While reading chapter 5 the Ko and Rossen text I started a little handwritten chart of recommendations for creating a syllabus for an online course. I made one column of ideas I would use and one column of recommendations I would probably skip and/or recommendations I felt like would not work for me. When I finished reading, I had a long list of ideas I like, but I quickly realized that including all of these suggestions in one syllabus would make for a really busy and detailed document which is not at all what I want. I tend to err on the side of providing too much detail when giving direction, so I know I will already have a tendency to fill up a syllabus with information that students may not need right away.
That being said, I am truly committed to providing students with my expectations of them for each course, so I cannot eliminate this portion.

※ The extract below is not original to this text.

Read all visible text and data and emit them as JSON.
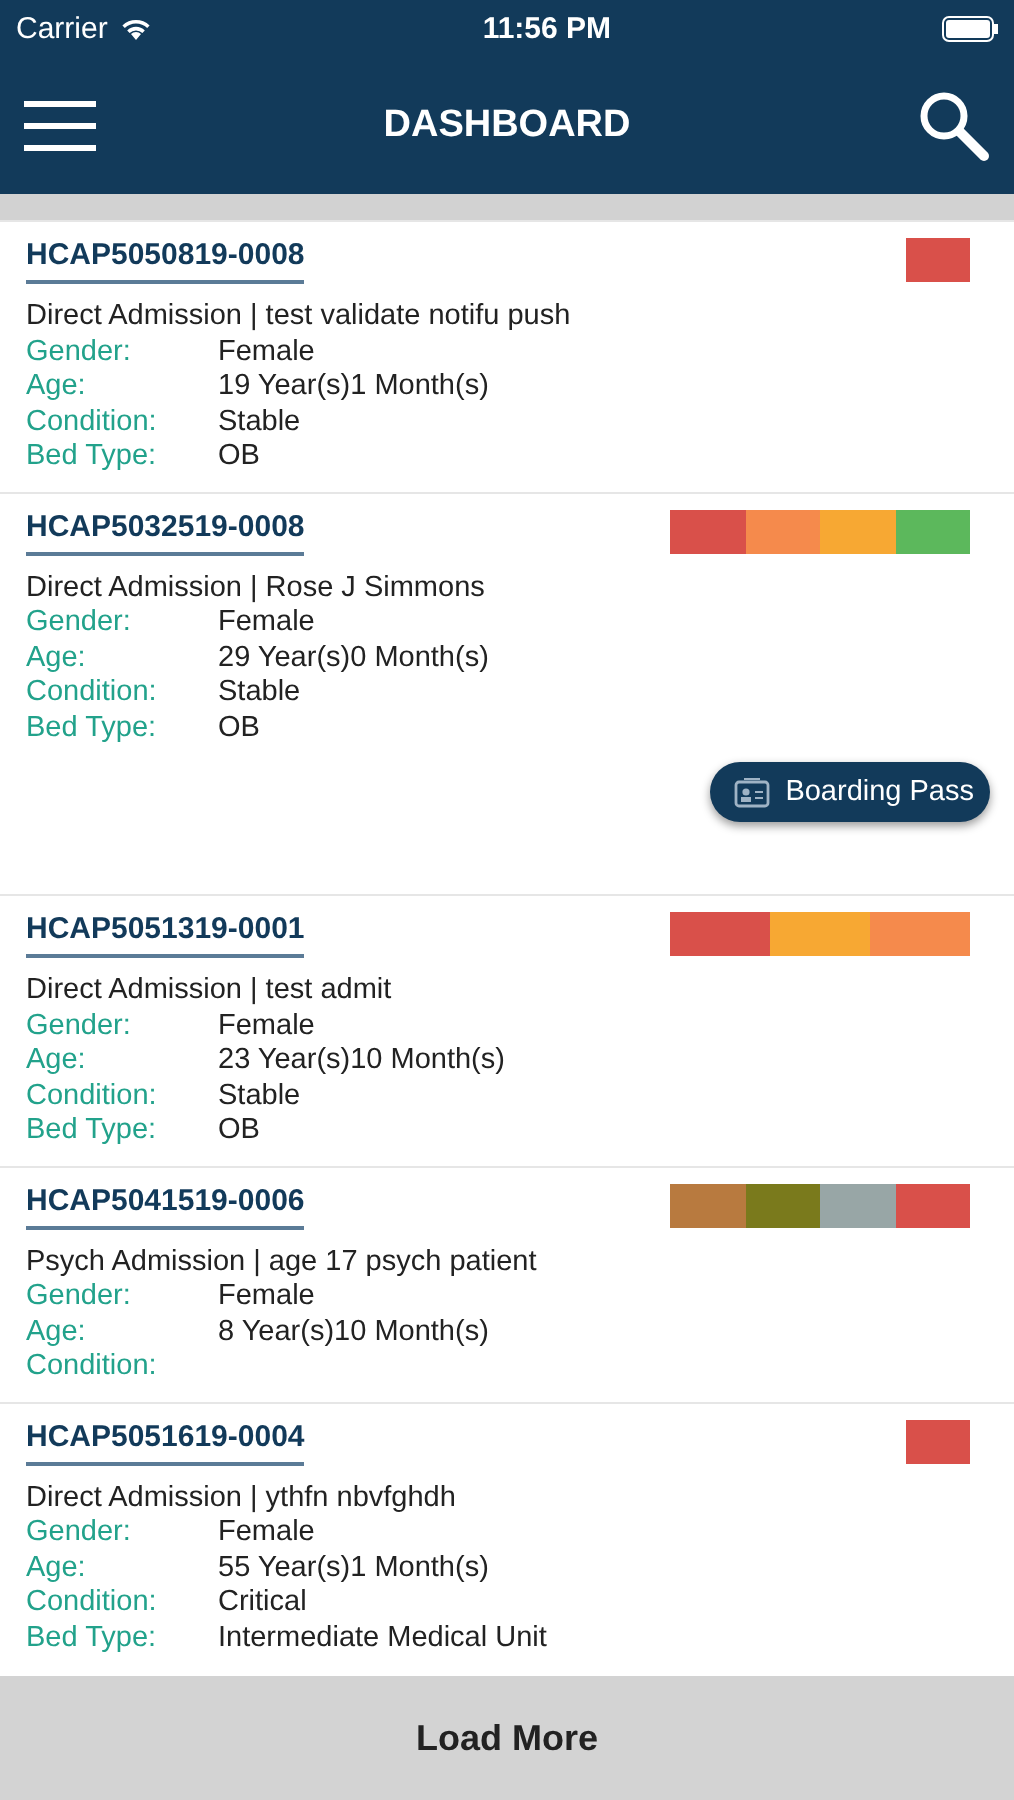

As a student myself, I quickly scan the syllabus looking for the part that explains how to make an "A" before I read anything else. I suspect there are others like me, and I want to make sure I spell this out completely in my syllabus. So the challenge is how to give enough detail without overwhelming the student with information. I may have an idea for a solution to this, though, so stay with me.

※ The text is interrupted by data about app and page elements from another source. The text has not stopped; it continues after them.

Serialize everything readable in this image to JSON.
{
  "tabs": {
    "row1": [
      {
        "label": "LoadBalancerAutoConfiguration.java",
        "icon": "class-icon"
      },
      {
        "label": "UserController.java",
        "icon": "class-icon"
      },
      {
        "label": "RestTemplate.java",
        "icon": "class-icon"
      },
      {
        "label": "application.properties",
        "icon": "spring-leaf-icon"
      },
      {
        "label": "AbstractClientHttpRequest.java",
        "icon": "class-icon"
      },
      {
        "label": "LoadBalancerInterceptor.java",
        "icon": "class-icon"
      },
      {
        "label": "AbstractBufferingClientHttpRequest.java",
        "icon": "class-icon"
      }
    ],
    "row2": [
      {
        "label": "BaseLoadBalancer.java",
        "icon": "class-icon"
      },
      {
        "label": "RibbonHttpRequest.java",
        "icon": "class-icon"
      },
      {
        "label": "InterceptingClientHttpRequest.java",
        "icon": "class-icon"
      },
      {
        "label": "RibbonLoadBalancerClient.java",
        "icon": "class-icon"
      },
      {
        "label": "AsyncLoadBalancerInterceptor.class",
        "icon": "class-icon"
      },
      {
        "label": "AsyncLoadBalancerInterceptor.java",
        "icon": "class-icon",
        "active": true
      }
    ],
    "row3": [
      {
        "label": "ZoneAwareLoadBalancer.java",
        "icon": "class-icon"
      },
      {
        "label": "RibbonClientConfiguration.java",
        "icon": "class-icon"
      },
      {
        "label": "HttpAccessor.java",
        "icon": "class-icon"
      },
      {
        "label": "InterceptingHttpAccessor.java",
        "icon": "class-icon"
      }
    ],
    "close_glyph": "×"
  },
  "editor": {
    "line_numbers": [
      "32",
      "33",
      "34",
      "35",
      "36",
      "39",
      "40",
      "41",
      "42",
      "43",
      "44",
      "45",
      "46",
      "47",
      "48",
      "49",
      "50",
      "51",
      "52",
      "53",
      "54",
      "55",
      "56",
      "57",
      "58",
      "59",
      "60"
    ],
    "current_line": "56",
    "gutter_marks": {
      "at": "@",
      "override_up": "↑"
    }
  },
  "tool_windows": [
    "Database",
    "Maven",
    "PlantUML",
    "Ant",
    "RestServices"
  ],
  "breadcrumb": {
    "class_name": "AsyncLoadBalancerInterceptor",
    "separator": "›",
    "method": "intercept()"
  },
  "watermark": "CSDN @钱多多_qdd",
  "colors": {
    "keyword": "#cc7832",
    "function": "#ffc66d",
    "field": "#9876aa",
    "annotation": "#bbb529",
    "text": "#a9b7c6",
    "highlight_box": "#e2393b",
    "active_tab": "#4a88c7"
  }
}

I also like the concept of updating the announcements section of an online course at least weekly. I think it's important for students to get fresh content or fresh information so that they do not feel so disconnected. I also think contacting the students via email or text as soon as the new weekly announcements are posted is a great idea. It makes things a little more personal, and could help keep students on track. Of course, there will be students who still fall behind, but knowing that you, as the instructor, have made an effort to reach out to them weekly, allows you to hold them more accountable for turning in assignments on time.
In considering just these two recommendations for an online syllabus I started thinking about how I could connect with students in an online course more frequently if and when the student desires or needs more connection. How can I make a syllabus more interactive yet less wordy? So here's what I'm thinking: In order to offer up a more detailed explanation of the syllabus or assignments outlined in the syllabus and in an effort to keep content fresh and relevant, I am thinking of creating a blog for my online course. I could provide a link to the blog from the very beginning of the course, and update it weekly (or as often as necessary) with information pertinent to that week's activities and assignments. The blog could be a place where students link to get more details about particular assignments. It could also be a place where I announce opportunities for extra credit or provide additional resources should a student want to explore a topic further. I could also post video lectures on the blog or videos where I detail assignments and express my expectations more clearly. The blog could serve as a place for students to ask questions and make comments, too.

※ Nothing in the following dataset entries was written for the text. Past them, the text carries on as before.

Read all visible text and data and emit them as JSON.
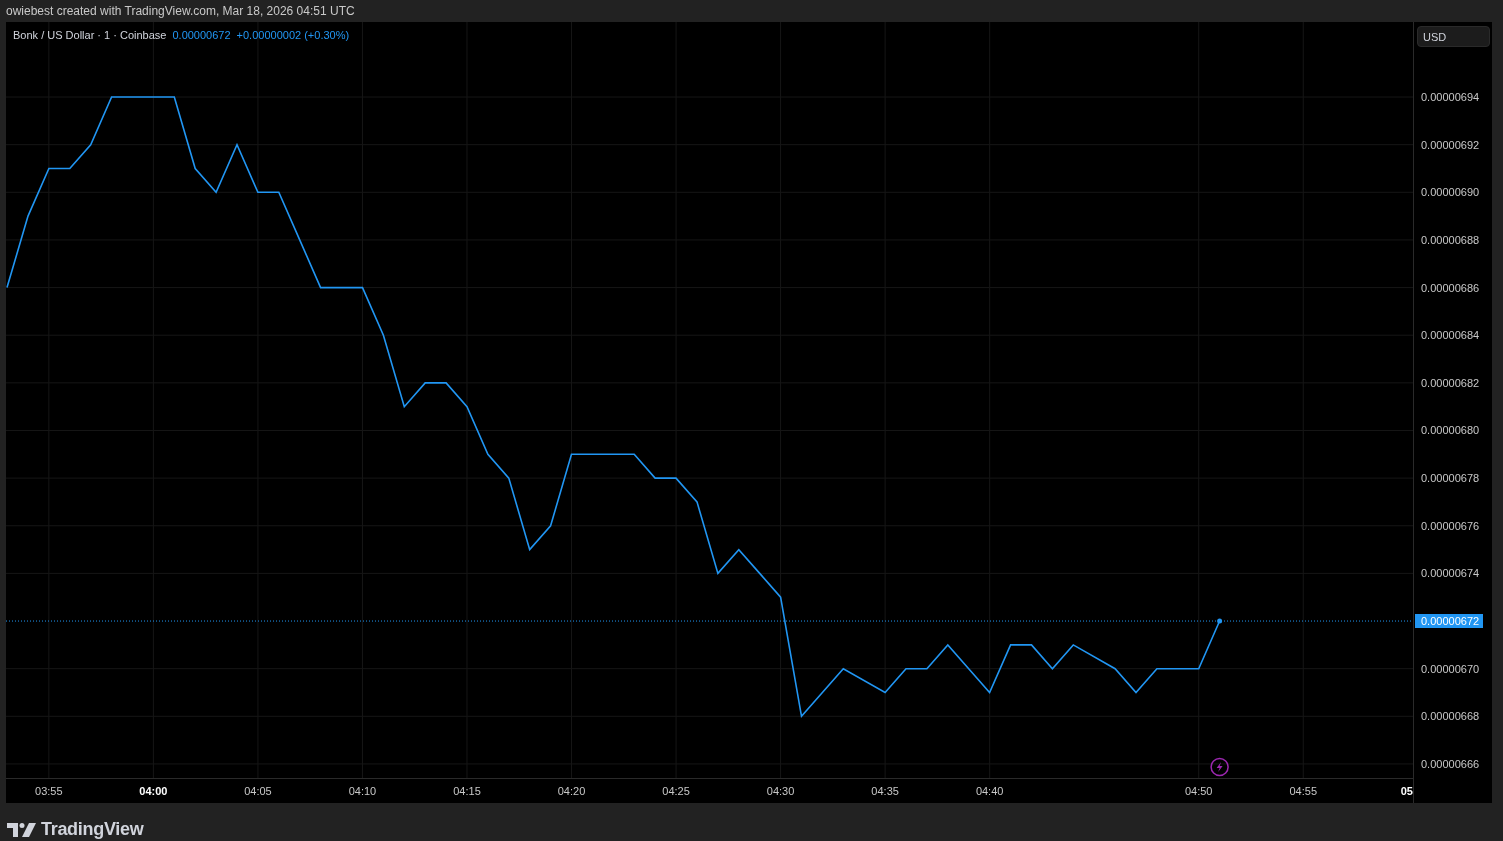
{
  "header": {
    "caption": "owiebest created with TradingView.com, Mar 18, 2026 04:51 UTC"
  },
  "chart": {
    "legend": {
      "symbol": "Bonk / US Dollar · 1 · Coinbase",
      "price": "0.00000672",
      "change": "+0.00000002 (+0.30%)"
    },
    "currency_button": "USD",
    "hour_mark": "05",
    "chart_data": {
      "type": "line",
      "grid": true,
      "x": [
        233,
        234,
        235,
        236,
        237,
        238,
        239,
        240,
        241,
        242,
        243,
        244,
        245,
        246,
        247,
        248,
        249,
        250,
        251,
        252,
        253,
        254,
        255,
        256,
        257,
        258,
        259,
        260,
        261,
        262,
        263,
        264,
        265,
        266,
        267,
        268,
        269,
        270,
        271,
        272,
        273,
        275,
        276,
        277,
        278,
        279,
        280,
        281,
        282,
        283,
        284,
        286,
        287,
        288,
        289,
        290,
        291
      ],
      "series": [
        {
          "color": "#2196f3",
          "values": [
            6.86e-06,
            6.89e-06,
            6.91e-06,
            6.91e-06,
            6.92e-06,
            6.94e-06,
            6.94e-06,
            6.94e-06,
            6.94e-06,
            6.91e-06,
            6.9e-06,
            6.92e-06,
            6.9e-06,
            6.9e-06,
            6.88e-06,
            6.86e-06,
            6.86e-06,
            6.86e-06,
            6.84e-06,
            6.81e-06,
            6.82e-06,
            6.82e-06,
            6.81e-06,
            6.79e-06,
            6.78e-06,
            6.75e-06,
            6.76e-06,
            6.79e-06,
            6.79e-06,
            6.79e-06,
            6.79e-06,
            6.78e-06,
            6.78e-06,
            6.77e-06,
            6.74e-06,
            6.75e-06,
            6.74e-06,
            6.73e-06,
            6.68e-06,
            6.69e-06,
            6.7e-06,
            6.69e-06,
            6.7e-06,
            6.7e-06,
            6.71e-06,
            6.7e-06,
            6.69e-06,
            6.71e-06,
            6.71e-06,
            6.7e-06,
            6.71e-06,
            6.7e-06,
            6.69e-06,
            6.7e-06,
            6.7e-06,
            6.7e-06,
            6.72e-06
          ]
        }
      ],
      "xlim": [
        233,
        300.3
      ],
      "ylim": [
        6.6541e-06,
        6.9715e-06
      ],
      "xticks": [
        {
          "value": 235,
          "label": "03:55"
        },
        {
          "value": 240,
          "label": "04:00"
        },
        {
          "value": 245,
          "label": "04:05"
        },
        {
          "value": 250,
          "label": "04:10"
        },
        {
          "value": 255,
          "label": "04:15"
        },
        {
          "value": 260,
          "label": "04:20"
        },
        {
          "value": 265,
          "label": "04:25"
        },
        {
          "value": 270,
          "label": "04:30"
        },
        {
          "value": 275,
          "label": "04:35"
        },
        {
          "value": 280,
          "label": "04:40"
        },
        {
          "value": 290,
          "label": "04:50"
        },
        {
          "value": 295,
          "label": "04:55"
        }
      ],
      "yticks": [
        {
          "value": 6.94e-06,
          "label": "0.00000694"
        },
        {
          "value": 6.92e-06,
          "label": "0.00000692"
        },
        {
          "value": 6.9e-06,
          "label": "0.00000690"
        },
        {
          "value": 6.88e-06,
          "label": "0.00000688"
        },
        {
          "value": 6.86e-06,
          "label": "0.00000686"
        },
        {
          "value": 6.84e-06,
          "label": "0.00000684"
        },
        {
          "value": 6.82e-06,
          "label": "0.00000682"
        },
        {
          "value": 6.8e-06,
          "label": "0.00000680"
        },
        {
          "value": 6.78e-06,
          "label": "0.00000678"
        },
        {
          "value": 6.76e-06,
          "label": "0.00000676"
        },
        {
          "value": 6.74e-06,
          "label": "0.00000674"
        },
        {
          "value": 6.7e-06,
          "label": "0.00000670"
        },
        {
          "value": 6.68e-06,
          "label": "0.00000668"
        },
        {
          "value": 6.66e-06,
          "label": "0.00000666"
        }
      ],
      "ref_lines": [
        {
          "axis": "y",
          "value": 6.72e-06,
          "label": "0.00000672",
          "color": "#2196f3"
        }
      ]
    }
  },
  "footer": {
    "logo": "TradingView"
  }
}
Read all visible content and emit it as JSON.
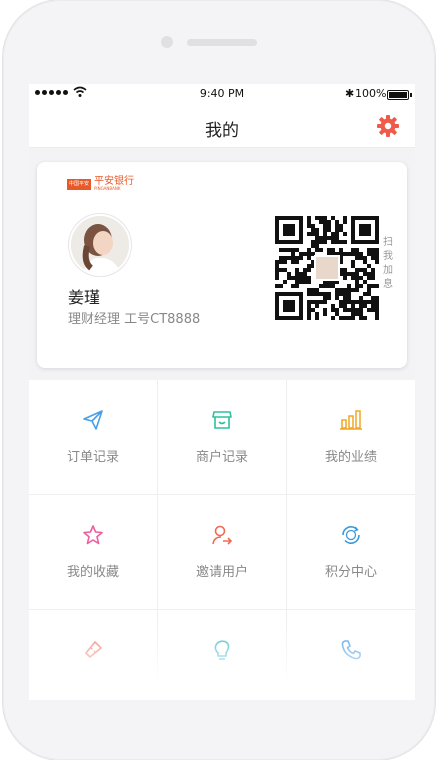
{
  "status_bar": {
    "time": "9:40 PM",
    "battery": "100%",
    "bluetooth": "✱"
  },
  "nav": {
    "title": "我的",
    "settings_icon": "gear-icon",
    "accent": "#f05a4a"
  },
  "profile": {
    "bank_name": "平安银行",
    "bank_name_en": "PINGANBANK",
    "logo_box_text": "中国平安",
    "name": "姜瑾",
    "role_line": "理财经理  工号CT8888",
    "scan_tip": "扫我加息"
  },
  "menu": [
    {
      "label": "订单记录",
      "icon": "paper-plane-icon",
      "color": "#4a9fe8"
    },
    {
      "label": "商户记录",
      "icon": "store-icon",
      "color": "#2fbfa0"
    },
    {
      "label": "我的业绩",
      "icon": "bar-chart-icon",
      "color": "#f0a623"
    },
    {
      "label": "我的收藏",
      "icon": "star-icon",
      "color": "#ef5fa0"
    },
    {
      "label": "邀请用户",
      "icon": "invite-user-icon",
      "color": "#f06a55"
    },
    {
      "label": "积分中心",
      "icon": "points-icon",
      "color": "#3c9ad8"
    },
    {
      "label": "",
      "icon": "ticket-icon",
      "color": "#f07a65"
    },
    {
      "label": "",
      "icon": "lightbulb-icon",
      "color": "#36b7c9"
    },
    {
      "label": "",
      "icon": "phone-icon",
      "color": "#3c93e0"
    }
  ]
}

Obviously, there were more ideas in the text that I found helpful, and I think I can implement many of them in a way that would not seem so overwhelming if I am able to also provide a place (like a blog) for students who need more information or a greater connection to find those things.
What do you think?